Your first step is using your pool brush to scrub the walls and floor. This breaks up the algae, allowing the chemicals to work quicker. For a simple light green algae, adjust the pH to within the acceptable range, then perform a double shock treatment dose of 2 lbs per 10,000 gallons of pool water. A medium to dark green gets a triple dose of 3 lbs per 10,000 gallons. If you're looking at dark, blackish green water, you may need to do a quadruple shot. In general, if you maintain your pool regularly and this happens overnight, a double dose should be enough.
Leave the brush in the pool or hot tub during the treatment process to assure you are destroying as much of the algae as possible.
For best results, either use a liquid treatment or pre-dissolve a granular shock treatment. Avoid pouring water onto the chemical when dissolving granules in a basin or pail. Instead, add the granules to water and gently blend to dissolve. Slowly pour the treatment into the pool, evenly distributing it. Running the filter helps to mix and distribute the shock treatment.
Check the chlorine concentration every hour. You want shock levels of chlorine for this entire first day. If levels drop too low, complete another shock treatment. Your water should return to normal by the following day. If so, perform a full cleaning, including netting, sweeping, vacuuming, cleaning the filters, and re-balancing the water chemicals.
If you're still looking at green water, it may be time to call a professional pool tech.
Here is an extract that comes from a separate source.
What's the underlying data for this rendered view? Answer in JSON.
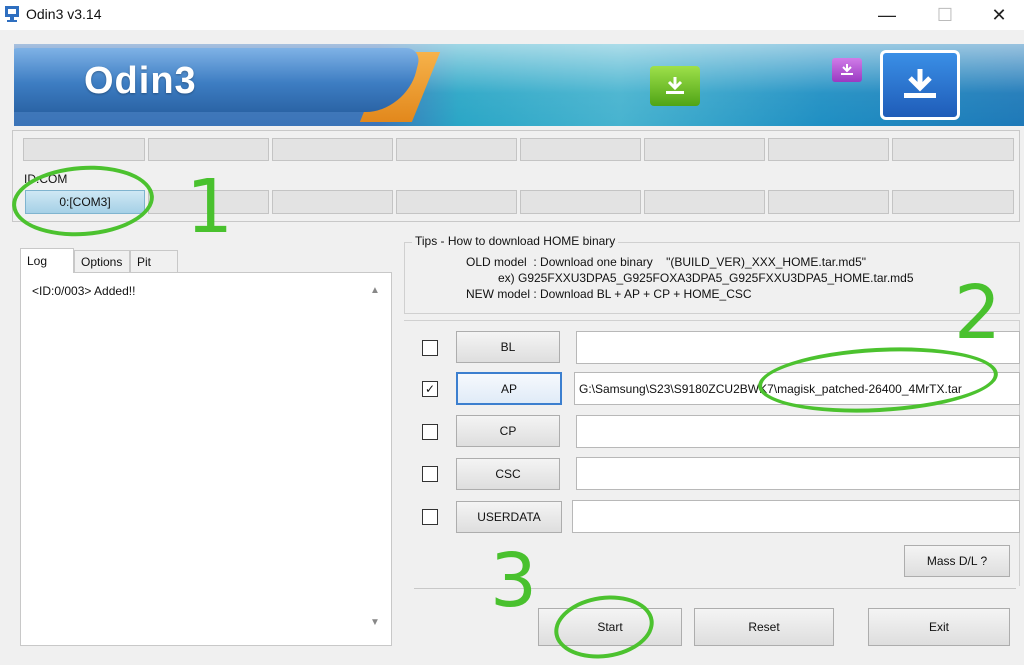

There are two types of algaecide treatments: quaternary ammonia and metallic. Quaternary ammonia is cheaper and does not stain swimming pools, making it the more popular choice despite its foaming properties. Metallic algaecides, made from silver and copper, may stain some components.
Choose algaecides with an active ingredient (either ammonia or metal) of at least 30 percent. Concentrations lower than 30 percent may not kill the algae. Let the algaecide sit for 24 hours before performing any other maintenance.
Double-team the Green
Combining algaecide and shock treatments is the most effective way to eradicate algae. Go in alphabetical order, meaning algaecide and then shock, for the best results.
Once you kill the algae, get it out of the pool with your vacuum. If using the filter, make sure it is set to waste. Thoroughly clean filters to ensure algae don't begin to bloom again. Finally, test and rebalance the water.
Perform Regular Maintenance
In addition to creating the perfect environment for algae, poorly maintained pools present potential health risks. Swimming in a dirty pool leads to a variety of illnesses, including infections of the skin, eyes, ears, and digestive tract. Pool owners also face potentially pricey repairs. Like a car, maintenance is cheaper than repairs.
Luckily, maintaining proper chemical balance is a breeze with a pHin smart monitor. pHin monitors water quality 24/7, notifies you when it’s time to add chemicals, and ships you exactly what you need, in pre-measured doses. Just drop in the color-coded pod and enjoy clean, perfectly balanced pool water all season long.